Getting enough protein is essential for healthy growth and development at every stage of life. During the first couple of decades of life when rapid growth, strengthening, and muscle development occur, many people understandably make an effort to get plenty of protein. There's solid science behind this — protein is a vital macronutrient, and adequate amounts are essential for the optimum development of all sorts of vital processes. This includes muscle development, hair, skin, and nail growth, connective tissues, antibodies, and more.

Often, the bulk of daily protein needs is met through animal proteins, such as meat, poultry, eggs, and dairy products. These protein powerhouses, especially in their minimally processed forms, contain all of the essential amino acids your body needs but can't produce on its own (via US News & World Report).

However, at some point in our 30s, things change. Functional medicine doctor Dr. Frank Lipman, author of The New Rules of Aging Well, describes the shift to MindBodyGreen as a move from "production" of muscle mass, to "preservation" of it. This impacts not only the amount but the ideal type of protein we need to consume daily.

Increased protein and exercise can help preserve muscle mass

Animal protein contains substantial amounts of an amino acid called thymine, which actually stimulates a gene that (indirectly) hinders longevity. That doesn't mean you're guaranteed to make it to 100 if you become vegan at age 40. However, even a small shift to decrease animal protein and increase plant-based proteins in mid-life could make a positive health difference. "It's a good idea as you get older to switch from animal protein to plant," Dr. Lipman told MindBodyGreen. "[Plant-based protein] doesn't have that negative effect on aging that animal protein does."

Perhaps counterintuitively, protein needs actually increase again during the senior years, when sarcopenia — or the gradual loss of muscle mass — begins to accelerate. "You don't want to lose muscle mass, so your protein needs to increase," Dr. Lipman continued.

The Dietary Reference Intake report from the National Institute of Health generally recommends that adults get a minimum amount of 0.36 grams of protein per pound of body weight. That amounts to approximately 50 grams per day for a 140-pound individual, or 65 grams per day for a 180-pound person. However, individual protein needs vary according to a person's age, sex, activity level, and personal nutrition needs.

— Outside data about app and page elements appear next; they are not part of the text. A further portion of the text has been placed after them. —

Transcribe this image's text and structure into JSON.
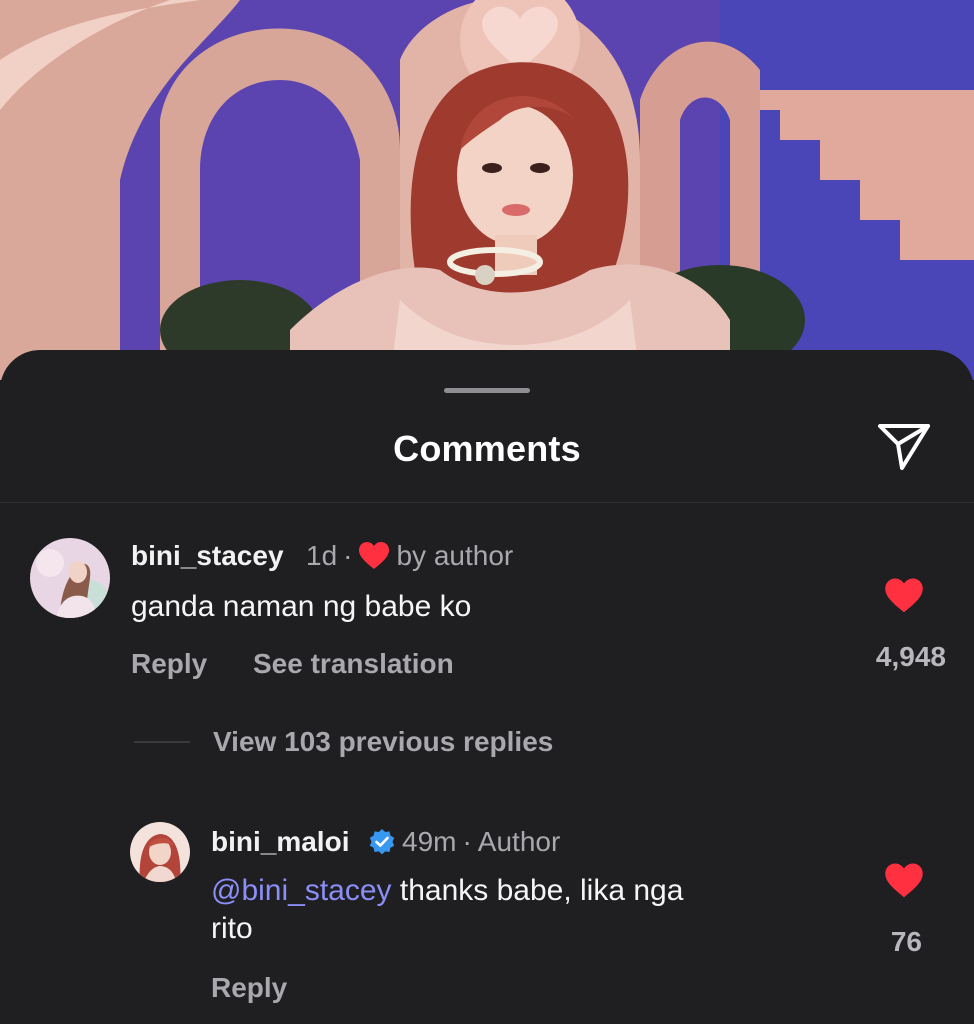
{
  "sheet": {
    "title": "Comments",
    "share_icon": "paper-plane-icon"
  },
  "comment": {
    "username": "bini_stacey",
    "time": "1d",
    "separator": "·",
    "liked_by_author_label": "by author",
    "text": "ganda naman ng babe ko",
    "reply_label": "Reply",
    "translate_label": "See translation",
    "like_count": "4,948",
    "like_icon": "heart-icon",
    "heart_color": "#ff3040"
  },
  "thread": {
    "view_replies_label": "View 103 previous replies"
  },
  "reply": {
    "username": "bini_maloi",
    "verified_icon": "verified-badge-icon",
    "time": "49m",
    "separator": "·",
    "author_label": "Author",
    "mention": "@bini_stacey",
    "text_line1": " thanks babe, lika nga",
    "text_line2": "rito",
    "reply_label": "Reply",
    "like_count": "76",
    "like_icon": "heart-icon"
  },
  "colors": {
    "background": "#1f1f22",
    "mention": "#8a8ef5",
    "verified": "#3897f0"
  }
}
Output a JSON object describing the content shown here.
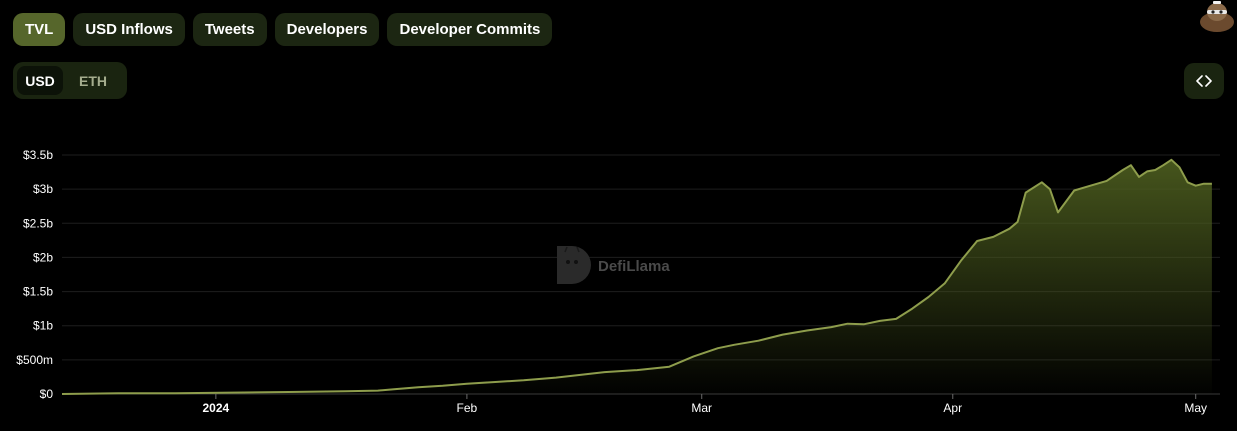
{
  "tabs": [
    {
      "label": "TVL",
      "active": true
    },
    {
      "label": "USD Inflows",
      "active": false
    },
    {
      "label": "Tweets",
      "active": false
    },
    {
      "label": "Developers",
      "active": false
    },
    {
      "label": "Developer Commits",
      "active": false
    }
  ],
  "currency_toggle": {
    "options": [
      "USD",
      "ETH"
    ],
    "selected": "USD"
  },
  "embed_button": {
    "icon": "code-brackets-icon",
    "glyph": "‹›"
  },
  "avatar": {
    "icon": "llama-avatar-icon"
  },
  "watermark": {
    "text": "DefiLlama",
    "icon": "defillama-logo-icon"
  },
  "colors": {
    "accent": "#56662b",
    "line": "#8e9d4c",
    "fill_top": "#4a5a1e",
    "tab_bg": "#1c2612",
    "background": "#000000"
  },
  "chart_data": {
    "type": "area",
    "title": "",
    "xlabel": "",
    "ylabel": "",
    "grid": true,
    "ylim": [
      0,
      3.5
    ],
    "y_unit": "USD billions",
    "y_ticks": [
      {
        "value": 0,
        "label": "$0"
      },
      {
        "value": 0.5,
        "label": "$500m"
      },
      {
        "value": 1,
        "label": "$1b"
      },
      {
        "value": 1.5,
        "label": "$1.5b"
      },
      {
        "value": 2,
        "label": "$2b"
      },
      {
        "value": 2.5,
        "label": "$2.5b"
      },
      {
        "value": 3,
        "label": "$3b"
      },
      {
        "value": 3.5,
        "label": "$3.5b"
      }
    ],
    "xlim": [
      "2023-12-13",
      "2024-05-04"
    ],
    "x_ticks": [
      {
        "date": "2024-01-01",
        "label": "2024",
        "bold": true
      },
      {
        "date": "2024-02-01",
        "label": "Feb",
        "bold": false
      },
      {
        "date": "2024-03-01",
        "label": "Mar",
        "bold": false
      },
      {
        "date": "2024-04-01",
        "label": "Apr",
        "bold": false
      },
      {
        "date": "2024-05-01",
        "label": "May",
        "bold": false
      }
    ],
    "series": [
      {
        "x": [
          "2023-12-13",
          "2023-12-20",
          "2023-12-27",
          "2024-01-03",
          "2024-01-10",
          "2024-01-17",
          "2024-01-21",
          "2024-01-23",
          "2024-01-26",
          "2024-01-29",
          "2024-02-01",
          "2024-02-05",
          "2024-02-08",
          "2024-02-12",
          "2024-02-15",
          "2024-02-18",
          "2024-02-22",
          "2024-02-26",
          "2024-02-29",
          "2024-03-03",
          "2024-03-05",
          "2024-03-08",
          "2024-03-11",
          "2024-03-14",
          "2024-03-17",
          "2024-03-19",
          "2024-03-21",
          "2024-03-23",
          "2024-03-25",
          "2024-03-27",
          "2024-03-29",
          "2024-03-31",
          "2024-04-02",
          "2024-04-04",
          "2024-04-06",
          "2024-04-08",
          "2024-04-09",
          "2024-04-10",
          "2024-04-12",
          "2024-04-13",
          "2024-04-14",
          "2024-04-16",
          "2024-04-18",
          "2024-04-20",
          "2024-04-22",
          "2024-04-23",
          "2024-04-24",
          "2024-04-25",
          "2024-04-26",
          "2024-04-27",
          "2024-04-28",
          "2024-04-29",
          "2024-04-30",
          "2024-05-01",
          "2024-05-02",
          "2024-05-03"
        ],
        "values": [
          0.0,
          0.01,
          0.01,
          0.02,
          0.03,
          0.04,
          0.05,
          0.07,
          0.1,
          0.12,
          0.15,
          0.18,
          0.2,
          0.24,
          0.28,
          0.32,
          0.35,
          0.4,
          0.55,
          0.67,
          0.72,
          0.78,
          0.87,
          0.93,
          0.98,
          1.03,
          1.02,
          1.07,
          1.1,
          1.25,
          1.42,
          1.62,
          1.95,
          2.24,
          2.3,
          2.42,
          2.52,
          2.95,
          3.1,
          3.0,
          2.66,
          2.98,
          3.05,
          3.12,
          3.28,
          3.35,
          3.18,
          3.26,
          3.28,
          3.35,
          3.43,
          3.32,
          3.1,
          3.05,
          3.08,
          3.08
        ]
      }
    ]
  }
}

One thing experts widely agree on is that adequate protein intake, combined with regular resistance-training exercise, increases strength and decreases muscle loss at any age.